* Work order *
Below is some material. Set down exactly the line where "Enumerate this screenshot's" appears and all lines after it, and stop at the last line.

* Provided data *
--
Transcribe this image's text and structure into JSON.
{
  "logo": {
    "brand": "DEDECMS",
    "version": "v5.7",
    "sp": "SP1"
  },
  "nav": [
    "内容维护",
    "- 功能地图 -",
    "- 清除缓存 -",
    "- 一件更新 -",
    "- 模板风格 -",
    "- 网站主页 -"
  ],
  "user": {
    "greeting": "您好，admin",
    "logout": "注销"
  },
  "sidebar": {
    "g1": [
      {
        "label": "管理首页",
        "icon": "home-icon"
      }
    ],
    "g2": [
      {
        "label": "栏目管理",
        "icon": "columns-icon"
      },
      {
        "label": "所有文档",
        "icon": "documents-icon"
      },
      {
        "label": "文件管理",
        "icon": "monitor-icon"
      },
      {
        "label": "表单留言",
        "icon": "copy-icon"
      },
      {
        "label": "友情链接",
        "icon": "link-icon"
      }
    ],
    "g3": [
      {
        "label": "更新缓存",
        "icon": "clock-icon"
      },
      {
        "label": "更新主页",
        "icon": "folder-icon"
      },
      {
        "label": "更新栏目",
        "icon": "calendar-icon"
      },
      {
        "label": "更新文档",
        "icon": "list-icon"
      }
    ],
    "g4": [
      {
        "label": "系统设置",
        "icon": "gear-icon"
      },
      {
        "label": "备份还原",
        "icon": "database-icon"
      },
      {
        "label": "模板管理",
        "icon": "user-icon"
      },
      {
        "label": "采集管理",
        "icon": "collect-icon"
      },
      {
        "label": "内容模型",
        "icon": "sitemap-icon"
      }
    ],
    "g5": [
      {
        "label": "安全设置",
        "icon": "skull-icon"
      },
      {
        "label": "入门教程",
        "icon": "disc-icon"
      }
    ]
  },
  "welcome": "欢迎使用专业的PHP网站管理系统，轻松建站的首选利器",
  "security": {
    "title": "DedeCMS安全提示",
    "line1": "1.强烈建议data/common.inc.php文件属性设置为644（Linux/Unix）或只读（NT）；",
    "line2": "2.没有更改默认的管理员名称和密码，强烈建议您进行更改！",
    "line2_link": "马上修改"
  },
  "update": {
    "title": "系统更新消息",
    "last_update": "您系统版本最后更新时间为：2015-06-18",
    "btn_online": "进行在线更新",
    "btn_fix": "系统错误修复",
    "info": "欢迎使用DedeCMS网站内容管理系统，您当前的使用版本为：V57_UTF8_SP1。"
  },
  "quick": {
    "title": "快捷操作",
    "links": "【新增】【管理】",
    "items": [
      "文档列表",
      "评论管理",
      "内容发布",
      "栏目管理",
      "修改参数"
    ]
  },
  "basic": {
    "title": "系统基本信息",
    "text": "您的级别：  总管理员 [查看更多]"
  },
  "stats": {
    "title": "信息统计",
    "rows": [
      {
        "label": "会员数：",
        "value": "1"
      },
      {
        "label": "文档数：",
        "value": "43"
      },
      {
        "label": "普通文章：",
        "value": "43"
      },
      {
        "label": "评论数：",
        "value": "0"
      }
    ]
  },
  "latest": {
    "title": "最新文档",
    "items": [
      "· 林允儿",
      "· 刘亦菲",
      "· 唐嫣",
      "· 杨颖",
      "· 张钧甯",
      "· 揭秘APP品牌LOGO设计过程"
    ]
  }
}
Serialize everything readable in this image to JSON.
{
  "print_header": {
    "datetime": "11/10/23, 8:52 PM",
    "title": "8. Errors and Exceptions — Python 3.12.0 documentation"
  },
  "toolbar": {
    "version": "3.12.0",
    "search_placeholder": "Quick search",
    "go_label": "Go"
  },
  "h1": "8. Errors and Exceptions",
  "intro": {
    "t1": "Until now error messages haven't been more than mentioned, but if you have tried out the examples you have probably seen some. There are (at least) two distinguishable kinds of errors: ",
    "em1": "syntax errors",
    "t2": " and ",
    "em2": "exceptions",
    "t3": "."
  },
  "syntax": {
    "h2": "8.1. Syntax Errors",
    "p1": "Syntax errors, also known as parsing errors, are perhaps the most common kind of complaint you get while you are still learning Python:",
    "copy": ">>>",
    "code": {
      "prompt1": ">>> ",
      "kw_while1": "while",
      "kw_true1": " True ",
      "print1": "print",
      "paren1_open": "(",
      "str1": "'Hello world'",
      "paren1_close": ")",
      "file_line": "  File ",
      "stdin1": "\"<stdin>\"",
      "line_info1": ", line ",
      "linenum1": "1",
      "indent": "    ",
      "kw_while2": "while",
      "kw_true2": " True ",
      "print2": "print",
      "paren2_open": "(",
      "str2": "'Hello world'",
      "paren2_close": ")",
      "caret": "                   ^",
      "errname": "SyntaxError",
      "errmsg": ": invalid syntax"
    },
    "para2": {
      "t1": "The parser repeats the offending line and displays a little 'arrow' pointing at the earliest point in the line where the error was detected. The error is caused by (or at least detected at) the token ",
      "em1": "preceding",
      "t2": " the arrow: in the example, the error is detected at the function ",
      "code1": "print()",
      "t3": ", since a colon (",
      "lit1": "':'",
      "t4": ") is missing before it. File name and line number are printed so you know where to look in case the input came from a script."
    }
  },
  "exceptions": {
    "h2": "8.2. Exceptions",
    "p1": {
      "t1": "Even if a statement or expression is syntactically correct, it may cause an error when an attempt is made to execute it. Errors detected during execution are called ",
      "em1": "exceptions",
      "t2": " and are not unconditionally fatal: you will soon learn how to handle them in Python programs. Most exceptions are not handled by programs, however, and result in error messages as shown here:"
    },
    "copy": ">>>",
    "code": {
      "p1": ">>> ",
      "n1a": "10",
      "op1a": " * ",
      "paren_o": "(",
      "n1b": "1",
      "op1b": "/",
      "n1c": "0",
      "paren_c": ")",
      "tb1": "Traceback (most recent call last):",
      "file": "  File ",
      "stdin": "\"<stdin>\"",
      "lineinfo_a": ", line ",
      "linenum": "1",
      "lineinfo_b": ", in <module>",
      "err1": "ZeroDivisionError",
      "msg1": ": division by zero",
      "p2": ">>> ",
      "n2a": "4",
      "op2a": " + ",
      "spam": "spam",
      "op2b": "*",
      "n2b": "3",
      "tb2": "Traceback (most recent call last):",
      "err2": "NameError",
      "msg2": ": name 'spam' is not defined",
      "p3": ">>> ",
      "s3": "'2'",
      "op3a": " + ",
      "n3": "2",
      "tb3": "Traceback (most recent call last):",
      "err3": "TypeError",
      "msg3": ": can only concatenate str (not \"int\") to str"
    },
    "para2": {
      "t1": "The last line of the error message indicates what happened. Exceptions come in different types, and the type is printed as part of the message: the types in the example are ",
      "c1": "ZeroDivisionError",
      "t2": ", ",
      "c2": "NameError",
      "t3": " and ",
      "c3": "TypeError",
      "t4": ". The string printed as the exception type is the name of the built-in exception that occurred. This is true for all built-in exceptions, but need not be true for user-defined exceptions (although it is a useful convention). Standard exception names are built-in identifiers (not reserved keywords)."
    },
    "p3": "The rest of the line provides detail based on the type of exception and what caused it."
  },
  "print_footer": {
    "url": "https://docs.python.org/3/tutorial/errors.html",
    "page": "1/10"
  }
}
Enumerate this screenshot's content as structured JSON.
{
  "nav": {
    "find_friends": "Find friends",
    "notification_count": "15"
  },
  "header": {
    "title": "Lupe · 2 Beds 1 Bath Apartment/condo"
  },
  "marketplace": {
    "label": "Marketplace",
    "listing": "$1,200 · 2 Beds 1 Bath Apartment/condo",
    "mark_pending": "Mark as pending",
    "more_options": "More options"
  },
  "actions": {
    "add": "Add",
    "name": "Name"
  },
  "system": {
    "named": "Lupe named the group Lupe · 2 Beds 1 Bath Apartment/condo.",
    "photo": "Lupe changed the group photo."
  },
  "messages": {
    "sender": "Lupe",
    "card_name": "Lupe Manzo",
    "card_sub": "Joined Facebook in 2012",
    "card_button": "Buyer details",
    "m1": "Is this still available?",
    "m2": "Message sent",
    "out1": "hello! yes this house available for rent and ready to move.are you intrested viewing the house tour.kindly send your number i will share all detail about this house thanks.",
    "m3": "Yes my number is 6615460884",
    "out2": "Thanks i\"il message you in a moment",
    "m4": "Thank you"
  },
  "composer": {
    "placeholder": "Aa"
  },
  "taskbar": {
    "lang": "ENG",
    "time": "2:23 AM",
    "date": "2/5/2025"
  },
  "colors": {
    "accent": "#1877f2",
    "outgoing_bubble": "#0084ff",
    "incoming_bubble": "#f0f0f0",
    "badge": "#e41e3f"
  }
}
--
* Exercise response *
Enumerate this screenshot's content as structured JSON.
{
  "nav": {
    "find_friends": "Find friends",
    "notification_count": "15"
  },
  "header": {
    "title": "Lupe · 2 Beds 1 Bath Apartment/condo"
  },
  "marketplace": {
    "label": "Marketplace",
    "listing": "$1,200 · 2 Beds 1 Bath Apartment/condo",
    "mark_pending": "Mark as pending",
    "more_options": "More options"
  },
  "actions": {
    "add": "Add",
    "name": "Name"
  },
  "system": {
    "named": "Lupe named the group Lupe · 2 Beds 1 Bath Apartment/condo.",
    "photo": "Lupe changed the group photo."
  },
  "messages": {
    "sender": "Lupe",
    "card_name": "Lupe Manzo",
    "card_sub": "Joined Facebook in 2012",
    "card_button": "Buyer details",
    "m1": "Is this still available?",
    "m2": "Message sent",
    "out1": "hello! yes this house available for rent and ready to move.are you intrested viewing the house tour.kindly send your number i will share all detail about this house thanks.",
    "m3": "Yes my number is 6615460884",
    "out2": "Thanks i\"il message you in a moment",
    "m4": "Thank you"
  },
  "composer": {
    "placeholder": "Aa"
  },
  "taskbar": {
    "lang": "ENG",
    "time": "2:23 AM",
    "date": "2/5/2025"
  },
  "colors": {
    "accent": "#1877f2",
    "outgoing_bubble": "#0084ff",
    "incoming_bubble": "#f0f0f0",
    "badge": "#e41e3f"
  }
}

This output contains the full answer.